◆ What you need to do: The job is to find each line in the entries holding the string "items" and copy that line.

◆ Records:
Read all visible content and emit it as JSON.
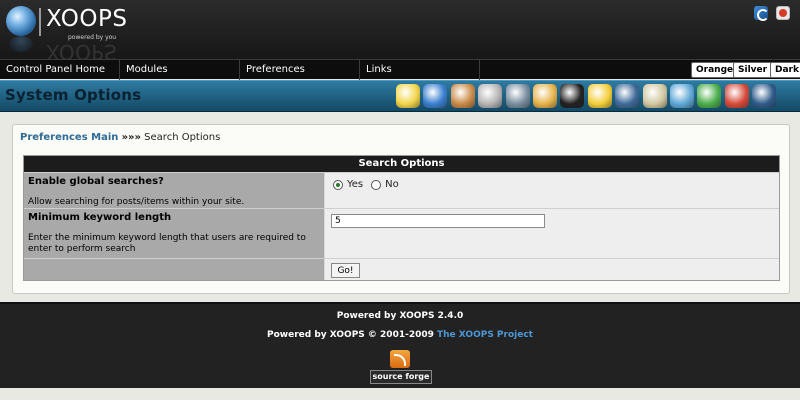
{
  "header": {
    "logo_text": "XOOPS",
    "logo_sub": "powered by you",
    "home_icon": "home-icon",
    "power_icon": "power-icon"
  },
  "nav": {
    "items": [
      "Control Panel Home",
      "Modules",
      "Preferences",
      "Links"
    ],
    "themes": [
      "Orange",
      "Silver",
      "Dark"
    ]
  },
  "modbar": {
    "title": "System Options",
    "icons": [
      {
        "name": "edit-icon",
        "color": "#f2d54a"
      },
      {
        "name": "globe-settings-icon",
        "color": "#3a7fd0"
      },
      {
        "name": "avatar-icon",
        "color": "#c98a48"
      },
      {
        "name": "blocks-icon",
        "color": "#b5b5b5"
      },
      {
        "name": "search-icon",
        "color": "#7a8ea0"
      },
      {
        "name": "user-rank-icon",
        "color": "#e6b34a"
      },
      {
        "name": "star-icon",
        "color": "#222222"
      },
      {
        "name": "smiley-icon",
        "color": "#f3cf3a"
      },
      {
        "name": "monitor-icon",
        "color": "#3f6b9a"
      },
      {
        "name": "mail-icon",
        "color": "#d1c8a1"
      },
      {
        "name": "edit-users-icon",
        "color": "#5fa8d6"
      },
      {
        "name": "groups-icon",
        "color": "#4cae4c"
      },
      {
        "name": "modules-icon",
        "color": "#d64a3a"
      },
      {
        "name": "screen-icon",
        "color": "#2f5b8a"
      }
    ]
  },
  "breadcrumb": {
    "link": "Preferences Main",
    "sep": "»»»",
    "current": "Search Options"
  },
  "form": {
    "title": "Search Options",
    "row1": {
      "label": "Enable global searches?",
      "desc": "Allow searching for posts/items within your site.",
      "yes": "Yes",
      "no": "No"
    },
    "row2": {
      "label": "Minimum keyword length",
      "desc": "Enter the minimum keyword length that users are required to enter to perform search",
      "value": "5"
    },
    "submit_label": "Go!"
  },
  "footer": {
    "line1": "Powered by XOOPS 2.4.0",
    "line2_prefix": "Powered by XOOPS © 2001-2009 ",
    "line2_link": "The XOOPS Project",
    "badge": "source forge"
  }
}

◆ Response below:
    "items": [
      "desc": "Allow searching for posts/items within your site.",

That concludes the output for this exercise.